To do >>
Select the lines of the records containing the word "icon" and list them.

Records shown >>
----------
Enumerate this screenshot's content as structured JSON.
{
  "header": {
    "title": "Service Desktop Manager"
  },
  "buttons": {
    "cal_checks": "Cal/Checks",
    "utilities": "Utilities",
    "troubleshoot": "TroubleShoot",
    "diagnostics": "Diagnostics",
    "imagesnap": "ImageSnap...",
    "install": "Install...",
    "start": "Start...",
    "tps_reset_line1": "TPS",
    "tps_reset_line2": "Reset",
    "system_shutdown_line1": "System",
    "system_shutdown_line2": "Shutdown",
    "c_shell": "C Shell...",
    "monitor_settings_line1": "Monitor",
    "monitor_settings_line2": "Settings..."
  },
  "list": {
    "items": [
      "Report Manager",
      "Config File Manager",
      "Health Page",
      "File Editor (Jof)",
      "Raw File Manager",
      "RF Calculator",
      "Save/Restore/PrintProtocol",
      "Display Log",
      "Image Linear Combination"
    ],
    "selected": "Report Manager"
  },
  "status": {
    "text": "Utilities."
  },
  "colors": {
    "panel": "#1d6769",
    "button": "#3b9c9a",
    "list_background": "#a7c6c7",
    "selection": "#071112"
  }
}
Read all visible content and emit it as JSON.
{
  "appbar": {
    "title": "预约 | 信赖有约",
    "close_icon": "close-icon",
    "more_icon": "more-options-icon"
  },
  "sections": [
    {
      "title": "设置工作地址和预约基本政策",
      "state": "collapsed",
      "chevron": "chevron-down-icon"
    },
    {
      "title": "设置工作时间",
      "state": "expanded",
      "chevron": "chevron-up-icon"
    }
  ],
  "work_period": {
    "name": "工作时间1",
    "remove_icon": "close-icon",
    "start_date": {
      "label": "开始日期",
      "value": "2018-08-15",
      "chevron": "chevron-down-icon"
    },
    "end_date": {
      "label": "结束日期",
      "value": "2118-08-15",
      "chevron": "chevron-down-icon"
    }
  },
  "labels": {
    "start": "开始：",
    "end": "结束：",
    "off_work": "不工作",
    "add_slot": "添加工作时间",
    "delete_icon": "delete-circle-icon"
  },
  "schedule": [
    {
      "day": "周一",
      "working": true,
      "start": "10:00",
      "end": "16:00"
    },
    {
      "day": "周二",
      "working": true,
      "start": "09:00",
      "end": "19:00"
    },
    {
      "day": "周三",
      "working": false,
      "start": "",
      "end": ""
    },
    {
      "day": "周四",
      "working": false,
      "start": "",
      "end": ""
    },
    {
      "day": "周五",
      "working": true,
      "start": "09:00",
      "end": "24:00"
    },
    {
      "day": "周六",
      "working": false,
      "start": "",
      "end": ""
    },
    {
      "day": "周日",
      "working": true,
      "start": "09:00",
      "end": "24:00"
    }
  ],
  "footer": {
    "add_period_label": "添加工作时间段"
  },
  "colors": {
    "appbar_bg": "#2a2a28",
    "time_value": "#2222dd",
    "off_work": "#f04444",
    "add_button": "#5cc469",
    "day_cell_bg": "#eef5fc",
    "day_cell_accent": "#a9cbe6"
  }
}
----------
Response to the exercise >>
    "close_icon": "close-icon",
    "more_icon": "more-options-icon"
      "chevron": "chevron-down-icon"
      "chevron": "chevron-up-icon"
    "remove_icon": "close-icon",
      "chevron": "chevron-down-icon"
      "chevron": "chevron-down-icon"
    "delete_icon": "delete-circle-icon"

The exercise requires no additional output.